Data records
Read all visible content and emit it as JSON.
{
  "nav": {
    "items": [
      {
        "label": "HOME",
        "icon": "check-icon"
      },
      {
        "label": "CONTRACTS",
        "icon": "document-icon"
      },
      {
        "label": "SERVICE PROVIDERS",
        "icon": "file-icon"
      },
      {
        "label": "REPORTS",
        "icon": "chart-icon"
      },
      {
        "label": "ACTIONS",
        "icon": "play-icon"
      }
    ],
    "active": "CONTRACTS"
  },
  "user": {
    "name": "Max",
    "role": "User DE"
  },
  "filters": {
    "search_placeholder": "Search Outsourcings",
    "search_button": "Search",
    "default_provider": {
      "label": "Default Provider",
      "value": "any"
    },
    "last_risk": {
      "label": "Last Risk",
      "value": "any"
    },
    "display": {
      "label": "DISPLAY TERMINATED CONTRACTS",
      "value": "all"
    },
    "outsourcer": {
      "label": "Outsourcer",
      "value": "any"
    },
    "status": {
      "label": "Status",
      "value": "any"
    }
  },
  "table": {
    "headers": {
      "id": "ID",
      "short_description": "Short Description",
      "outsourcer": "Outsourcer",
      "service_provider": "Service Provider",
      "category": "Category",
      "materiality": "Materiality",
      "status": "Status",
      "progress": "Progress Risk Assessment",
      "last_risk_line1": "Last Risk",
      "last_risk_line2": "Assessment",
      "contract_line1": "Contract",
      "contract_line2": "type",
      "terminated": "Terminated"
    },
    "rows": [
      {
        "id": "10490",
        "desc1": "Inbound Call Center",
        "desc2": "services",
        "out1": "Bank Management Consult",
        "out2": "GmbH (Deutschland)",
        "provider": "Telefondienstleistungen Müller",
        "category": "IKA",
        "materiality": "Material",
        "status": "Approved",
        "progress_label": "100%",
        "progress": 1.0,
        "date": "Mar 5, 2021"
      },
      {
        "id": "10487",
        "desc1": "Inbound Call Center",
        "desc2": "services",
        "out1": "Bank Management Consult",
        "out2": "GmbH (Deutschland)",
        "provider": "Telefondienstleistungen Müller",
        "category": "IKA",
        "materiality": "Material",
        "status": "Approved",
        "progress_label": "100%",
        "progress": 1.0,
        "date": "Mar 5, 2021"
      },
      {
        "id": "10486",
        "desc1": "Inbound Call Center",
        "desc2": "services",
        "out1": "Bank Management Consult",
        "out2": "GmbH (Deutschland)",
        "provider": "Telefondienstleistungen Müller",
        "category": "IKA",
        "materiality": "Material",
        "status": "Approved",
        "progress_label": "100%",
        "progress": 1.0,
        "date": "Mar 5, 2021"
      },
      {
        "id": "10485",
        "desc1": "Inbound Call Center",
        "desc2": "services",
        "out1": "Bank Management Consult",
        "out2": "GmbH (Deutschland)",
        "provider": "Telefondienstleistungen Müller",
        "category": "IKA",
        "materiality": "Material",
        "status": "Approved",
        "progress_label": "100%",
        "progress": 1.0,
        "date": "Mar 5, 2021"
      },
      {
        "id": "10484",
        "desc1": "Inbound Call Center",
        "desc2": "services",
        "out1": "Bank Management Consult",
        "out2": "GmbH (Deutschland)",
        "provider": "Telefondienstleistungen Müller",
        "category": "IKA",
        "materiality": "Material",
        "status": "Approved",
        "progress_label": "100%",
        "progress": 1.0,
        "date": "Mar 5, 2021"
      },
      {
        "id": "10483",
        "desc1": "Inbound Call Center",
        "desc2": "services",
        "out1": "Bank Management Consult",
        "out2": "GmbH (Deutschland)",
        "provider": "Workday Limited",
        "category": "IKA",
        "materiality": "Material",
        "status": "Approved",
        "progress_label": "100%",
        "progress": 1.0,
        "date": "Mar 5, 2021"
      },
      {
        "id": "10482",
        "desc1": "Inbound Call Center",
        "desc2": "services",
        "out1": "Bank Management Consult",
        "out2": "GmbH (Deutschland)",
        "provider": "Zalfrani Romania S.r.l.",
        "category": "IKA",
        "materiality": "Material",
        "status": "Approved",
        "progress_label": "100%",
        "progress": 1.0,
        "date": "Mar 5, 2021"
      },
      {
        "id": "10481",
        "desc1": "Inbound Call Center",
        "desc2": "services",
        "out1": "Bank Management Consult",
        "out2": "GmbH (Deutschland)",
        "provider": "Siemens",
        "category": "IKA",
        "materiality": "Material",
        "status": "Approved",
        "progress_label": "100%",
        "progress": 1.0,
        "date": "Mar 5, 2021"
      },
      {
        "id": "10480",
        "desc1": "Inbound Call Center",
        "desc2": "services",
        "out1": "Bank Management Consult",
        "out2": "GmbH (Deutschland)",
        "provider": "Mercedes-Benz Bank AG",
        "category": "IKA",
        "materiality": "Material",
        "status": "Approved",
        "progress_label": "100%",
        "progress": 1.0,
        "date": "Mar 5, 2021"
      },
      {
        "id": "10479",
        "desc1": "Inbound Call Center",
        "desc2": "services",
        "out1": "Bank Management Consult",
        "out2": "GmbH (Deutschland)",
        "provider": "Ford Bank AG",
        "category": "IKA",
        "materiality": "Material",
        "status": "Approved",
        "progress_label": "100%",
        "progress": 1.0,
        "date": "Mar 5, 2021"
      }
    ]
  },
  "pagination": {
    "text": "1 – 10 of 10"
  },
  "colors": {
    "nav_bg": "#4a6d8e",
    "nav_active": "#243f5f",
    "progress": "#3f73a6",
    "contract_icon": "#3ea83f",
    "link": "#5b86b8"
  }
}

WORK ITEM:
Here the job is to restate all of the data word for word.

EXERCISE ANSWER:
Read all visible content and emit it as JSON.
{
  "nav": {
    "items": [
      {
        "label": "HOME",
        "icon": "check-icon"
      },
      {
        "label": "CONTRACTS",
        "icon": "document-icon"
      },
      {
        "label": "SERVICE PROVIDERS",
        "icon": "file-icon"
      },
      {
        "label": "REPORTS",
        "icon": "chart-icon"
      },
      {
        "label": "ACTIONS",
        "icon": "play-icon"
      }
    ],
    "active": "CONTRACTS"
  },
  "user": {
    "name": "Max",
    "role": "User DE"
  },
  "filters": {
    "search_placeholder": "Search Outsourcings",
    "search_button": "Search",
    "default_provider": {
      "label": "Default Provider",
      "value": "any"
    },
    "last_risk": {
      "label": "Last Risk",
      "value": "any"
    },
    "display": {
      "label": "DISPLAY TERMINATED CONTRACTS",
      "value": "all"
    },
    "outsourcer": {
      "label": "Outsourcer",
      "value": "any"
    },
    "status": {
      "label": "Status",
      "value": "any"
    }
  },
  "table": {
    "headers": {
      "id": "ID",
      "short_description": "Short Description",
      "outsourcer": "Outsourcer",
      "service_provider": "Service Provider",
      "category": "Category",
      "materiality": "Materiality",
      "status": "Status",
      "progress": "Progress Risk Assessment",
      "last_risk_line1": "Last Risk",
      "last_risk_line2": "Assessment",
      "contract_line1": "Contract",
      "contract_line2": "type",
      "terminated": "Terminated"
    },
    "rows": [
      {
        "id": "10490",
        "desc1": "Inbound Call Center",
        "desc2": "services",
        "out1": "Bank Management Consult",
        "out2": "GmbH (Deutschland)",
        "provider": "Telefondienstleistungen Müller",
        "category": "IKA",
        "materiality": "Material",
        "status": "Approved",
        "progress_label": "100%",
        "progress": 1.0,
        "date": "Mar 5, 2021"
      },
      {
        "id": "10487",
        "desc1": "Inbound Call Center",
        "desc2": "services",
        "out1": "Bank Management Consult",
        "out2": "GmbH (Deutschland)",
        "provider": "Telefondienstleistungen Müller",
        "category": "IKA",
        "materiality": "Material",
        "status": "Approved",
        "progress_label": "100%",
        "progress": 1.0,
        "date": "Mar 5, 2021"
      },
      {
        "id": "10486",
        "desc1": "Inbound Call Center",
        "desc2": "services",
        "out1": "Bank Management Consult",
        "out2": "GmbH (Deutschland)",
        "provider": "Telefondienstleistungen Müller",
        "category": "IKA",
        "materiality": "Material",
        "status": "Approved",
        "progress_label": "100%",
        "progress": 1.0,
        "date": "Mar 5, 2021"
      },
      {
        "id": "10485",
        "desc1": "Inbound Call Center",
        "desc2": "services",
        "out1": "Bank Management Consult",
        "out2": "GmbH (Deutschland)",
        "provider": "Telefondienstleistungen Müller",
        "category": "IKA",
        "materiality": "Material",
        "status": "Approved",
        "progress_label": "100%",
        "progress": 1.0,
        "date": "Mar 5, 2021"
      },
      {
        "id": "10484",
        "desc1": "Inbound Call Center",
        "desc2": "services",
        "out1": "Bank Management Consult",
        "out2": "GmbH (Deutschland)",
        "provider": "Telefondienstleistungen Müller",
        "category": "IKA",
        "materiality": "Material",
        "status": "Approved",
        "progress_label": "100%",
        "progress": 1.0,
        "date": "Mar 5, 2021"
      },
      {
        "id": "10483",
        "desc1": "Inbound Call Center",
        "desc2": "services",
        "out1": "Bank Management Consult",
        "out2": "GmbH (Deutschland)",
        "provider": "Workday Limited",
        "category": "IKA",
        "materiality": "Material",
        "status": "Approved",
        "progress_label": "100%",
        "progress": 1.0,
        "date": "Mar 5, 2021"
      },
      {
        "id": "10482",
        "desc1": "Inbound Call Center",
        "desc2": "services",
        "out1": "Bank Management Consult",
        "out2": "GmbH (Deutschland)",
        "provider": "Zalfrani Romania S.r.l.",
        "category": "IKA",
        "materiality": "Material",
        "status": "Approved",
        "progress_label": "100%",
        "progress": 1.0,
        "date": "Mar 5, 2021"
      },
      {
        "id": "10481",
        "desc1": "Inbound Call Center",
        "desc2": "services",
        "out1": "Bank Management Consult",
        "out2": "GmbH (Deutschland)",
        "provider": "Siemens",
        "category": "IKA",
        "materiality": "Material",
        "status": "Approved",
        "progress_label": "100%",
        "progress": 1.0,
        "date": "Mar 5, 2021"
      },
      {
        "id": "10480",
        "desc1": "Inbound Call Center",
        "desc2": "services",
        "out1": "Bank Management Consult",
        "out2": "GmbH (Deutschland)",
        "provider": "Mercedes-Benz Bank AG",
        "category": "IKA",
        "materiality": "Material",
        "status": "Approved",
        "progress_label": "100%",
        "progress": 1.0,
        "date": "Mar 5, 2021"
      },
      {
        "id": "10479",
        "desc1": "Inbound Call Center",
        "desc2": "services",
        "out1": "Bank Management Consult",
        "out2": "GmbH (Deutschland)",
        "provider": "Ford Bank AG",
        "category": "IKA",
        "materiality": "Material",
        "status": "Approved",
        "progress_label": "100%",
        "progress": 1.0,
        "date": "Mar 5, 2021"
      }
    ]
  },
  "pagination": {
    "text": "1 – 10 of 10"
  },
  "colors": {
    "nav_bg": "#4a6d8e",
    "nav_active": "#243f5f",
    "progress": "#3f73a6",
    "contract_icon": "#3ea83f",
    "link": "#5b86b8"
  }
}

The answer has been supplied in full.